“Belmont is lyrical yet contemporary, a fascinating exploration of everyday life.” Largehearted Boy
“[Belmont] explores themes of adulthood, parenthood, and personhood with tenderness, intelligence, and wonder. . . . This collection, full of heart and humor, demonstrates Burt's impressive range and formal deftness.” Publishers Weekly, starred review
“Burt possesses a keenly empathetic imagination that allows him to inhabit and speak for his subjects. . . . Grounded in the physical world, the poems recognize and enshrine the wonder of consciousness itself and follow wherever it might lead.” Library Journal
“Breezily contemporary in feel, yet deeply lyrical in quality and effect. . . . Belmont is an outstanding collection at once thoughtful and witty, meditative but rapid-fire, a domestically rooted yet lyrically urbane accounting of modern life as interpreted by one of the gifted critical intellects of our time.” New York Journal of Books
“To change the ordinary lives we mortals live, Stephen Burt simply dings it with his poetry/philosophy wand. . . . He shows contemporary life glittered with soul searchingthe literary will solving its thought problems.” Washington Independent Review of Books
In his third collection (after Popular Music and Parallel Play), poet and critic Burt again directs his attention to everyday objects (brussels sprouts, tea towels, socks) and suburban life (curbside recycling, Subarus). The poems, however, are anything but mundane.
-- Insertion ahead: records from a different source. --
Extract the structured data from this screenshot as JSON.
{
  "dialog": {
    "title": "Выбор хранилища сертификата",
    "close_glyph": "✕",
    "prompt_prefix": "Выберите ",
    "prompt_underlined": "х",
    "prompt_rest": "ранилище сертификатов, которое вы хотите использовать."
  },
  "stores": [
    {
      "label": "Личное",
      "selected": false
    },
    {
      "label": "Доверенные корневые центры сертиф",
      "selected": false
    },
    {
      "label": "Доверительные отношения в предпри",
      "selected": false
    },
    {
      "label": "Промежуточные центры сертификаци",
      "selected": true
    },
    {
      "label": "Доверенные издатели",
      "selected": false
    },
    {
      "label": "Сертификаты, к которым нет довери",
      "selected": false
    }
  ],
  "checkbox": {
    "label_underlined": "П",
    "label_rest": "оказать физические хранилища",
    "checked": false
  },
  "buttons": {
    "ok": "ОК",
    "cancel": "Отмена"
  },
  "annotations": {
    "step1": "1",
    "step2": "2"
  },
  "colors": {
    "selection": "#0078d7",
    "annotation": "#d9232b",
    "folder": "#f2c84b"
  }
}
Burt possesses a keenly empathetic imagination that allows him to inhabit and speak for his subjects. Whether channeling a benevolent stapler ("In hope that what I join/ nobody will put asunder,/ I preside eagerly over/ every union I encounter") or a fatalistic Muppet ("somebody bigger/ than we can ever get is pulling the strings"), he infuses his monologs with poignancy and wit. Burt's skill with assonance, rhyme, and other devices of traditional prosody lends an authoritative tone throughout, yet his voice remains earnest enough to imagine in your ear. VERDICT Grounded in the physical world, the poems recognize and enshrine the wonder of consciousness itself and follow wherever it might lead. When Burt, a young father, writes "children are taller than ideas," you know his concern for the former in no way inhibits his pursuit of the latter.—Fred Muratori, Cornell Univ. Lib., Ithaca, NY